The artistic power of Cherokee culture

Cherokee baskets wachovia-h
The Georgia Museum of Art will show the exhibition "Cherokee Basketry: Woven Culture."  

For hundreds of years, the Cherokee people wove beautiful baskets that were both functional and decorative. When they encountered European settlers in the 17th century, the newcomers remarked on the quality of these woven objects and carried some back across the Atlantic Ocean. In celebration of this craft tradition, the Georgia Museum of Art is presenting the exhibition Cherokee Basketry: Woven Culture through April 17.

The exhibition was organized by co-curators Dale Couch, the museum’s curator of decorative arts, Mary C. Scales English, a student in UGA’s master’s of historic preservation program, and Janice Simon, Meigs Professor of Art History in the Lamar Dodd School of Art. The exhibition includes 45 objects, dating from the early 19th century to the late 20th century. Some belong to the museum’s collection. Others are promised gifts, including the many contemporary examples Simon lent to the exhibition. Still others are on loan from private collections in Georgia and from the Wachovia Historical Society, through Old Salem Museums and Gardens.

The range of woven objects in the exhibition includes not only traditional baskets, but also a quiver, a woven mat and a slat-back chair made in north Georgia that features a woven seat with Cherokee influence. Most of them are fashioned from rivercane (or “i-hi” in Cherokee), a plant that is almost extinct due to overgrazing and changes in water levels. Natural dyes such as walnut, butternut and bloodroot add vibrant color to the complex decorative patterns that run across their surfaces.

“It is a paradox that Americans romanticized the Cherokee while simultaneously nearly destroying their nation and removing them from their native lands,” Couch said. “These baskets represent a people’s cultural strength and persistence, the artistic power of Cherokee culture as well as the cultural confluences that created our present world, and they are visually among the great works of craft in our region.”

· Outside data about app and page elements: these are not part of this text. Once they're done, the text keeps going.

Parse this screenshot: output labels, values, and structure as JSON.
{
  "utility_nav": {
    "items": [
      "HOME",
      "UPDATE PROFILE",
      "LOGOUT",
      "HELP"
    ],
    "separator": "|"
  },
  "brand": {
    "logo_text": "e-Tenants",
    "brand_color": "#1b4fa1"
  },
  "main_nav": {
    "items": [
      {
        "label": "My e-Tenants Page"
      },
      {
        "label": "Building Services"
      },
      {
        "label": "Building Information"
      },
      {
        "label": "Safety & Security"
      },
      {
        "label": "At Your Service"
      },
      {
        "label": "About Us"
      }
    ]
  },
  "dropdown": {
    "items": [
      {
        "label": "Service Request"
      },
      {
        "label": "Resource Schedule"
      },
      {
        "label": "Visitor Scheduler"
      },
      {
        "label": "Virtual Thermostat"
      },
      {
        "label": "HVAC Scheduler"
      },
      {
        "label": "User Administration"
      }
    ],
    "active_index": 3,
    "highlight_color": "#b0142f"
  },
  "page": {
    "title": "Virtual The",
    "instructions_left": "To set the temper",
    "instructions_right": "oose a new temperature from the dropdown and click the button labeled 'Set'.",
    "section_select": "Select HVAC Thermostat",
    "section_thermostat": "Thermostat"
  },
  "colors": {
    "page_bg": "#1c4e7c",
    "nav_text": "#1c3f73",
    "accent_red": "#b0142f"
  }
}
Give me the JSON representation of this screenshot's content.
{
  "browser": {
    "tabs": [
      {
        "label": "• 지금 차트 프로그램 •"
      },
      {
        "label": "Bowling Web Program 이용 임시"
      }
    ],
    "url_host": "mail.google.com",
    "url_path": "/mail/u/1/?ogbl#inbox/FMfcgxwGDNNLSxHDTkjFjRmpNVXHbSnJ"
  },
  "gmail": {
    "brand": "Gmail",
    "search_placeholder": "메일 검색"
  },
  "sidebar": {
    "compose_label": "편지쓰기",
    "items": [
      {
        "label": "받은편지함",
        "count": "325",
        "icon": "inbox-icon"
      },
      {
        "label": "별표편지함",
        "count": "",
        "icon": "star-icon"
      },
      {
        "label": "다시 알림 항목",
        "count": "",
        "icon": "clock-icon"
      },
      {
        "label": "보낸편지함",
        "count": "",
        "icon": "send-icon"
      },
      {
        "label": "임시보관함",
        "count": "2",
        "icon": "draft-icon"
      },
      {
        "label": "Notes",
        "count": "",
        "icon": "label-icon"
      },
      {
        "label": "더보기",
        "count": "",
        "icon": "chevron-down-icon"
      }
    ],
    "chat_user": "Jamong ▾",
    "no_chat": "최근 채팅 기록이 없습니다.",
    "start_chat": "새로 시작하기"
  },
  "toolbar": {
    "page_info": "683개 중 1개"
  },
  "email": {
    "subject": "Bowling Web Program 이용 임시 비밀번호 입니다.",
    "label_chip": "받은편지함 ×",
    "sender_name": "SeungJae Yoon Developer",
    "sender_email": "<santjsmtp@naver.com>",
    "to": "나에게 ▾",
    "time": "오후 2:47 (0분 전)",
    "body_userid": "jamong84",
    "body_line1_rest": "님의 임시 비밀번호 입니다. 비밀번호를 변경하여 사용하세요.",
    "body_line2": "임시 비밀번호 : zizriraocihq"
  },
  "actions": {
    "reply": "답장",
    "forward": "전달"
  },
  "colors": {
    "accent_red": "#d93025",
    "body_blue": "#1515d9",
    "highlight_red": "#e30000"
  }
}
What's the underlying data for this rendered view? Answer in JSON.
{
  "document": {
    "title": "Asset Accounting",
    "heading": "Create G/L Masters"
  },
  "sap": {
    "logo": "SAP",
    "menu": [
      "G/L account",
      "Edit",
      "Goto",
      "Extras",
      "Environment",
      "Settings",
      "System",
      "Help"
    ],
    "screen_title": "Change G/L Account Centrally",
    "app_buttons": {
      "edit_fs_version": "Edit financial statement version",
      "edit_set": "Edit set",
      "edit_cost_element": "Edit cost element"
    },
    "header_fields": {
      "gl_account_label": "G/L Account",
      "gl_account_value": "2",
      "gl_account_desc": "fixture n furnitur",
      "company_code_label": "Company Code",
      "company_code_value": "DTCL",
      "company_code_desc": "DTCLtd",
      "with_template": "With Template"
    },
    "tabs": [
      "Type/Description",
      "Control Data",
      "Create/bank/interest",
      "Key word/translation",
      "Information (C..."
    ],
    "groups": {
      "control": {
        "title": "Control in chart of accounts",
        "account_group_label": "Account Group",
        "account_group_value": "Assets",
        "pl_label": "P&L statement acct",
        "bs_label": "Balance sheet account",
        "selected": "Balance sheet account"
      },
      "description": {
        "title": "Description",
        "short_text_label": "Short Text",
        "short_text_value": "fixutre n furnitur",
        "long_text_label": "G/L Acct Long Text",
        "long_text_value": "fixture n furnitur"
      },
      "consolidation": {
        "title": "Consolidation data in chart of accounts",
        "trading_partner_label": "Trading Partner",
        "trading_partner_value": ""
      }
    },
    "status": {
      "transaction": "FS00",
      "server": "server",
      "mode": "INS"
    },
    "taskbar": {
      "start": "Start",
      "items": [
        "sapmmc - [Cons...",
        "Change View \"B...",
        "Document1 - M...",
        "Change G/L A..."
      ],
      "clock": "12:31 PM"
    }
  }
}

Related events include the museum’s quarterly reception, 90 Carlton: Winter, on Feb. 4 at 6:30 p.m., $5 or free for members of the Friends of the Georgia Museum of Art and attendees of the Henry D. Green Symposium of the Decorative Arts; public tours led by Simon (Feb. 24 at 2 p.m.) and Scales English (March 9 at 2 p.m.); and a Family Day on March 26, at 10 a.m. All events are free and open to the public unless otherwise noted.